Upfront loading definitely called for a unique loading state. We knew we wanted to use something other than a standard spinner, but that “something” also needed to be on-brand and match existing styles and colors. After talking through a few animation ideas, we decided to animate a svg of their logo, via CSS, for the loading state.
To make use of the data already available on the BMA website, the guide automatically imports a default set of fields for each piece of art. For example, if a BMA admin selects “Work A” to add to the guide then images of Work A plus the artist’s name, title, medium, date and credit line associated with Work A are all automatically added to the guide as well. This minimizes the amount of effort it takes admins to create a new stop.
For visitors who value details, we added zoom functionality and an icon denoting zoom functionality to all images. Tapping the icon pulls up the image up in a modal, where users can then pinch the image for zoom capabilities.
To help the museum understand how users explore the guide, our development team added Google Analytics event tracking to most specific interactions. This means that user interactions with the guide, like viewing a stop, opening a modal and listening to an audio piece, are all recorded as an event (as a specific action the user took). We also paid particular attention to the museum’s iPad users. In that specific use case, we reset sessions so that each individual user is counted in the museum, even if all visitors use the same iPad that day.

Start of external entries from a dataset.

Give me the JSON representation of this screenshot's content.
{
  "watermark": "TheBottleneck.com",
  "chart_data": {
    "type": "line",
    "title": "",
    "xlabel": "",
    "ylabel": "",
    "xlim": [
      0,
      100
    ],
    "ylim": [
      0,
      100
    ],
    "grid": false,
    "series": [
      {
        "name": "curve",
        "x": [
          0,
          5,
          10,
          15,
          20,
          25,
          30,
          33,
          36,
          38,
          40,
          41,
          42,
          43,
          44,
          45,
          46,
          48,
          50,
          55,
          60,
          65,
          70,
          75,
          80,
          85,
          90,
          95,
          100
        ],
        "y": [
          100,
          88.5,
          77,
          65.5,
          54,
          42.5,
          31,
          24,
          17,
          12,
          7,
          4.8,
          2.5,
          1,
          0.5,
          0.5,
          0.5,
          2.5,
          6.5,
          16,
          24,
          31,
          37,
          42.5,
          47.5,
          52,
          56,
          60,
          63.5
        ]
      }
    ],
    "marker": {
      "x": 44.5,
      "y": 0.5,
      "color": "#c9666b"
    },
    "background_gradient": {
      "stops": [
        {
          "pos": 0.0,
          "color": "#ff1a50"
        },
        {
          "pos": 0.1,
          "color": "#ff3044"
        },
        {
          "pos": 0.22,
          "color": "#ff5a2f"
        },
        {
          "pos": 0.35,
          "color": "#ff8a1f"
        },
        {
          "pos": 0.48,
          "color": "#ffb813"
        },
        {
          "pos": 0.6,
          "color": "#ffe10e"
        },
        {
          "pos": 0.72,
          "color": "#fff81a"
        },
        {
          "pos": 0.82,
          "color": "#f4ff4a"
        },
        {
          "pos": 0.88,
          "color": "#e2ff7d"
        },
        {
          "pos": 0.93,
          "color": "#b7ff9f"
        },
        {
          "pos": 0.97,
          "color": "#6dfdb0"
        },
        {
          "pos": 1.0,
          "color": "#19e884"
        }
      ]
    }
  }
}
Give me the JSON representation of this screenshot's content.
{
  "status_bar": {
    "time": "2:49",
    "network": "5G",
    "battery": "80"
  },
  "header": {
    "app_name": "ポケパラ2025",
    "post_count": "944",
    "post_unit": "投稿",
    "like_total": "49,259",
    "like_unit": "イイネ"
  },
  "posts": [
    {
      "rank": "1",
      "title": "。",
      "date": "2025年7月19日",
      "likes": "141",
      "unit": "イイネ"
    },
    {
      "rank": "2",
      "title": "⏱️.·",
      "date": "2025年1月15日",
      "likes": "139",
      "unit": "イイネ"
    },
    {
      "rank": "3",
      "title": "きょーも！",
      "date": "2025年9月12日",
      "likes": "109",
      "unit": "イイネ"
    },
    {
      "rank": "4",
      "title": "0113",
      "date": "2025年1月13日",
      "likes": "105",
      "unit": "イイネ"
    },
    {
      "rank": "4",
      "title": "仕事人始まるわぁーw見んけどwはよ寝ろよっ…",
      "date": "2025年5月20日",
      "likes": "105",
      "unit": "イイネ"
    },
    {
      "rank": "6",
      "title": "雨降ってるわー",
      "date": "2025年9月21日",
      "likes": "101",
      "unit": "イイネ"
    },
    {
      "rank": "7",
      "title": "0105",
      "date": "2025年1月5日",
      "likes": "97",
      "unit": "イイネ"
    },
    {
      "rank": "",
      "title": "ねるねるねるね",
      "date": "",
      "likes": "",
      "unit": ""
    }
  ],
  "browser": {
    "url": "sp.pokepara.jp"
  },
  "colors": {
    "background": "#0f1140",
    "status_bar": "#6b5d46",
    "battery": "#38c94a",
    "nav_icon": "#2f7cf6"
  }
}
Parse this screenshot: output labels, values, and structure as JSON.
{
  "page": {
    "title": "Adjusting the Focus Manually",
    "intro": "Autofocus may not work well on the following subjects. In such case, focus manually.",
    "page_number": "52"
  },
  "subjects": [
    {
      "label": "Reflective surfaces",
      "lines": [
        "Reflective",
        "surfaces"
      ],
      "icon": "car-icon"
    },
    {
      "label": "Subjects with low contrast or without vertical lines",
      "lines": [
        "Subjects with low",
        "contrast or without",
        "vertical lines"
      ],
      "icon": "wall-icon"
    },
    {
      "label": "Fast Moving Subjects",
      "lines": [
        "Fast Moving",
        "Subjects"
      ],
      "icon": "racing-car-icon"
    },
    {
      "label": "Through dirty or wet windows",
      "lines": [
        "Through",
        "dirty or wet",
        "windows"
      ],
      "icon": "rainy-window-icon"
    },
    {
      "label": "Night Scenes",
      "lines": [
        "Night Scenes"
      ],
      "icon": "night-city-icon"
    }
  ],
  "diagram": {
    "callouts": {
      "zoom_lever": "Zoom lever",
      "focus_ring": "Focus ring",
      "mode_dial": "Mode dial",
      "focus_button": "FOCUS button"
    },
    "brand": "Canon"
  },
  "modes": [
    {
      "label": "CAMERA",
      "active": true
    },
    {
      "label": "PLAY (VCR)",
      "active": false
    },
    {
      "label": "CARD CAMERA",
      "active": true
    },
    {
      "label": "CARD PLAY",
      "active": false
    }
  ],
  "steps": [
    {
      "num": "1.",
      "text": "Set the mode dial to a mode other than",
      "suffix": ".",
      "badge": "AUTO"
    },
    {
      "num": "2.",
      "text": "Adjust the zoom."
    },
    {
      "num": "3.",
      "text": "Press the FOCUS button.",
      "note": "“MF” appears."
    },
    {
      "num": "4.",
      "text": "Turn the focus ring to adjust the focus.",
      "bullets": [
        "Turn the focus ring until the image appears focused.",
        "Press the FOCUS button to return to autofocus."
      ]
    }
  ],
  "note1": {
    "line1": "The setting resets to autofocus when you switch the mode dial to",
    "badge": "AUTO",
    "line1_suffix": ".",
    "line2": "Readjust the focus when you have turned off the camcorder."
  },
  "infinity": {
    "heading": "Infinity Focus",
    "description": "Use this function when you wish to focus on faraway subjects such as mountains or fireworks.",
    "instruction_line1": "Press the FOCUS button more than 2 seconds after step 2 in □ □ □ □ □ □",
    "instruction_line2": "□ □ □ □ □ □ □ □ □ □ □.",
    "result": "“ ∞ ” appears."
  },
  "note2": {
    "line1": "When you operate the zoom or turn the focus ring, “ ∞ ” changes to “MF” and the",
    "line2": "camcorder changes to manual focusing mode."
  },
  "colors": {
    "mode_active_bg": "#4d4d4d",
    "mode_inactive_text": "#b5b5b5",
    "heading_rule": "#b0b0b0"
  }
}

Users can access the React app, called the Smartguide, at artsbma.org/guide. When a user first arrives at the guide, they’re greeted with some friendly copy and a prompt to enter a stop number. Stop numbers are located next to pieces throughout the museum.
Why this particular screen? This approach, as opposed to listing all available stops or a suggested first stop, is based on the assumption that visitors will navigate the gallery in a nonlinear fashion. Since they’ll be bouncing from piece to piece (as opposed to moving sequentially from piece A to piece B and so on) their primary need to is to explore the stop that currently interests them.
For this reason, we also built accessible transitions into each stop page. Via the right hand corner of every page, visitors can enter a new stop number at any time. Tapping this area automatically opens a numeric keyboard on iOS.
The app is only a few weeks old at the museum right now, but it’s already receiving great feedback!
Interested in a similar project or curious to know what else we can do? Head over to our Contact page and tell us what you have in mind. We can’t wait to hear from you!